[[ GIVEN DATA, beginning ]]

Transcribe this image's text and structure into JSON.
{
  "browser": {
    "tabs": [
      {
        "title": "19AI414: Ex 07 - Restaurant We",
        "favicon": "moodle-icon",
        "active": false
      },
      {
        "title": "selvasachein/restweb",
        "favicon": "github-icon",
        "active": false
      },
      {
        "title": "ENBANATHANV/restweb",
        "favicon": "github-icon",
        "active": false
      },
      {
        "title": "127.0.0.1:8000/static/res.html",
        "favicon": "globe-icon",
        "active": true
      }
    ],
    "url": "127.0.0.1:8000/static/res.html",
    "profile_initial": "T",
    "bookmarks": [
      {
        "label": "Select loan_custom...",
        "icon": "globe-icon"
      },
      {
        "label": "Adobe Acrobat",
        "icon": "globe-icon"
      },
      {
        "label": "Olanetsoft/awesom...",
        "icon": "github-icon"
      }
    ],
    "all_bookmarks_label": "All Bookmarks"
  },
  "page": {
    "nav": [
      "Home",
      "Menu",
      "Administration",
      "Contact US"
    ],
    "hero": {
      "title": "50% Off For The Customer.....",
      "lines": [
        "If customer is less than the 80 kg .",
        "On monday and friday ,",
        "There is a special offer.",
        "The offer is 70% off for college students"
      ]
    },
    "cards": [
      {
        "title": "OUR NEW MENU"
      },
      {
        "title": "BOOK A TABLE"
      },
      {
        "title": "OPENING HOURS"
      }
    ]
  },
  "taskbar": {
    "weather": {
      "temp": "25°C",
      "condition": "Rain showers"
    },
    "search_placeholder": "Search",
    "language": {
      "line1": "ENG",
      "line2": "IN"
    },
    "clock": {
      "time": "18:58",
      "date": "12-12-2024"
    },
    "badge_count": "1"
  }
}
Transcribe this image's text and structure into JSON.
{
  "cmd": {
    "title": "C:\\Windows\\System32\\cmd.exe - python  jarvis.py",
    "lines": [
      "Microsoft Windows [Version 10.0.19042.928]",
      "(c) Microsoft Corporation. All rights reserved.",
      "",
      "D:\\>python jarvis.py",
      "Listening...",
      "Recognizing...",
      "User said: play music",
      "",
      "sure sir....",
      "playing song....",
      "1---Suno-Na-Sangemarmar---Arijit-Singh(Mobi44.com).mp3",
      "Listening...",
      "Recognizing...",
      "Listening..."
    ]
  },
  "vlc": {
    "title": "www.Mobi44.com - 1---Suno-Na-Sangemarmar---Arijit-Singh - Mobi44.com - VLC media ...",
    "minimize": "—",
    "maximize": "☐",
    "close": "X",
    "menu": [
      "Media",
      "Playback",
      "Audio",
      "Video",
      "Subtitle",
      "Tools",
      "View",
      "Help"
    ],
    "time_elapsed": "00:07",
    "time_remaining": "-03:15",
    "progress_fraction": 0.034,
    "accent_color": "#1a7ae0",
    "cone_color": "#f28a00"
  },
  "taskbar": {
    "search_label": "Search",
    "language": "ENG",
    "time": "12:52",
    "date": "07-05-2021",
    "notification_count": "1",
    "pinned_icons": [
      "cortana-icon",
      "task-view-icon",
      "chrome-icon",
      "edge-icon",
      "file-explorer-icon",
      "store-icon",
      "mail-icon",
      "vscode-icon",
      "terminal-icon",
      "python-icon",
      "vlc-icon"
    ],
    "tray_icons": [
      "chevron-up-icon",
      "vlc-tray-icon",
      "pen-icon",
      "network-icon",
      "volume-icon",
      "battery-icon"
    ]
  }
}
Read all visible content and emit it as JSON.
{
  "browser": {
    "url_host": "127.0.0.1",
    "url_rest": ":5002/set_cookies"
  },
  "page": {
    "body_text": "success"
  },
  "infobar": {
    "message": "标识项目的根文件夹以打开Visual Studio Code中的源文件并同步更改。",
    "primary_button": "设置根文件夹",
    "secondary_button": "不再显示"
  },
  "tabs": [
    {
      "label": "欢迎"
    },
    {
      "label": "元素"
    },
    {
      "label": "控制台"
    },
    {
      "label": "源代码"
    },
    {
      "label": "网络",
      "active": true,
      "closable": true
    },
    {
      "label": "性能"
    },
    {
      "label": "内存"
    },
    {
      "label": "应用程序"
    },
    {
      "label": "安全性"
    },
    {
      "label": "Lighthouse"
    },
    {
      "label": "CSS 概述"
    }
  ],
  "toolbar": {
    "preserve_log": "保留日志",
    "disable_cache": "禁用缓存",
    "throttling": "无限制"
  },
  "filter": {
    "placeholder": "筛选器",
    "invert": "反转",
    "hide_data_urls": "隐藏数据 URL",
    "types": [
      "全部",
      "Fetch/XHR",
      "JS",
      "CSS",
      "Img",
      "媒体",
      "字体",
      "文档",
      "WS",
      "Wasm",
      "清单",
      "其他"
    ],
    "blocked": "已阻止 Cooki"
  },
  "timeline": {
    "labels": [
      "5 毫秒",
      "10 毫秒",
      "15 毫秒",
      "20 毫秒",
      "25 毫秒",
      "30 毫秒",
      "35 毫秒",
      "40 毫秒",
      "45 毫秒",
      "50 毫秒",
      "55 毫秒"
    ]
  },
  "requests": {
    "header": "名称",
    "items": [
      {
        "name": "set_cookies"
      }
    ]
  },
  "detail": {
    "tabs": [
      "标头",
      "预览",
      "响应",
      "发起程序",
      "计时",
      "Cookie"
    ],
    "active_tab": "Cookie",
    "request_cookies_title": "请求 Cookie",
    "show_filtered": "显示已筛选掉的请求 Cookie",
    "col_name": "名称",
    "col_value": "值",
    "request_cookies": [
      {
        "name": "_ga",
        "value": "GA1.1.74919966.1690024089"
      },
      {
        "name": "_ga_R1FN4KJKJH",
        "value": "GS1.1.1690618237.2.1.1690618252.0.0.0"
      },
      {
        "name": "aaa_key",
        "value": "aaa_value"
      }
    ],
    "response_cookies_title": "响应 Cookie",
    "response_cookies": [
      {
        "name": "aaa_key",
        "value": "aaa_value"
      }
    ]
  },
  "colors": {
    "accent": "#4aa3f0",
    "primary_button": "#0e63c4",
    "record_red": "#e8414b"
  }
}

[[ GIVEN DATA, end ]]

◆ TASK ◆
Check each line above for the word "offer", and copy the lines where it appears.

◆ SOLUTION ◆
        "There is a special offer.",
        "The offer is 70% off for college students"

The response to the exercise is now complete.